Praying is sometimes our last resort. Jonah prayed out of his distress and cried for help from the depth of Sheol. He was as good as dead when he lifted up his desperate plea, but God heard the voice of his rebellious prophet Jonah and granted the petition for help. God's grace is manifest by the mere fact that he heard Jonah's prayer. Jonah describes in detail the distress out of which he cried out to the Lord, and he does not blame the sailors for his predicament. God had placed Jonah into the deep, and it was the only means by which the violent storm could be calmed. The crew was just the instrument God used on this occasion. Jonah vividly describes being siphoned into the current and battered by the waves. Jonah emphasizes that the sea was God’s means of disciplining him, and it left him feeling cut off from God. By being cast into the sea, Jonah had been “driven” from God's sight. In spite of his circumstances, Jonah was confident that he would “look again” toward God's “holy temple.” He was anticipating renewed fellowship with his God and these words probably suggest that Jonah had experienced a change of heart. What began as arrogance had given way to humility and his rebellion transformed into submission.

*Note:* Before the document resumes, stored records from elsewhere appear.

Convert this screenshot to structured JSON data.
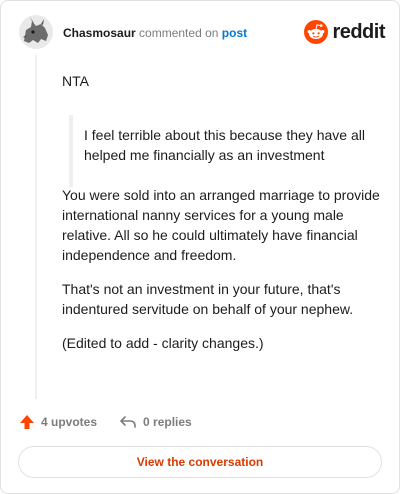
{
  "header": {
    "username": "Chasmosaur",
    "action": "commented on",
    "target": "post",
    "logo_text": "reddit"
  },
  "comment": {
    "intro": "NTA",
    "quote": "I feel terrible about this because they have all helped me financially as an investment",
    "paragraphs": [
      "You were sold into an arranged marriage to provide international nanny services for a young male relative. All so he could ultimately have financial independence and freedom.",
      "That's not an investment in your future, that's indentured servitude on behalf of your nephew.",
      "(Edited to add - clarity changes.)"
    ]
  },
  "footer": {
    "upvotes": "4 upvotes",
    "replies": "0 replies",
    "view_button": "View the conversation"
  },
  "colors": {
    "brand": "#ff4500",
    "link": "#0079d3",
    "button_text": "#d93a00",
    "muted": "#7c7c7c"
  },
  "icons": [
    "avatar",
    "reddit-logo-icon",
    "upvote-icon",
    "reply-icon"
  ]
}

Jonah felt himself sinking into a watery grave as the water surrounded him to the point of death and weeds wrapped around his head. He was descending “to the roots of the mountains.” This was the point of oblivion as the land's bars were closing forever, the bars of death. There was no hope of return apart from divine intervention. By means of the great fish, God had brought up his life from the pit. While his life was fainting away, Jonah remembered God and turned to the Lord for help, as his prayer reached the heavenly temple. Jonah is keenly aware of how much he was indebted to divine grace. He declares that idolaters forsake their hope of steadfast love, and he pledges to sacrifice to God and pay his vows. Jonah now knows from personal experience that salvation belongs to God, and he needed salvation as much as the Ninevites. God's response was to speak to the fish and have it vomit Jonah up on the dry land.
Things To Consider:
- Do you ever delay prayer until you are in distress? Why?
- Why would God listen to Jonah at all?
- Have you ever prayed while in distress? When? What were the circumstances?
- Does Jonah actually ask God for anything in this prayer?
- Does this passage teach us anything about the importance of memorizing scripture?
- What can be learned about God from the fact that he speaks to a fish?
- How can our love of idols forsake God's steadfast love?